Directions for this task => The lines to find are those in the entries that hold the word "Code"; copy every one of them.

*** Opening of The data ***

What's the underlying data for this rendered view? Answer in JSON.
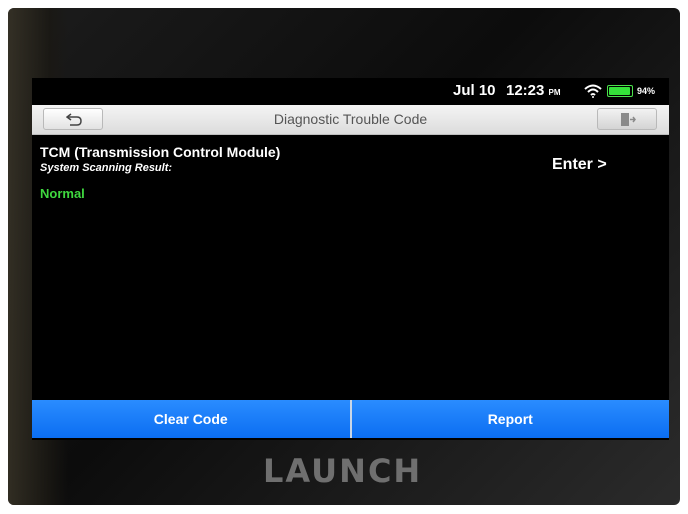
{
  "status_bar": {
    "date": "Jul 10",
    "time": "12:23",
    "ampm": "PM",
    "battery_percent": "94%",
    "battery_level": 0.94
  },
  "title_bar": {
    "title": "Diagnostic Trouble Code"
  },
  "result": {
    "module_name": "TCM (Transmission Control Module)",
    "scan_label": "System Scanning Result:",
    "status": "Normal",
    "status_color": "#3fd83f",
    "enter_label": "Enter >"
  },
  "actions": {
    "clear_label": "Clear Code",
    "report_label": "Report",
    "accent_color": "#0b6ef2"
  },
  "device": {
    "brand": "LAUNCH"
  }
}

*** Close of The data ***

Answer to this problem =>
    "title": "Diagnostic Trouble Code"
    "clear_label": "Clear Code",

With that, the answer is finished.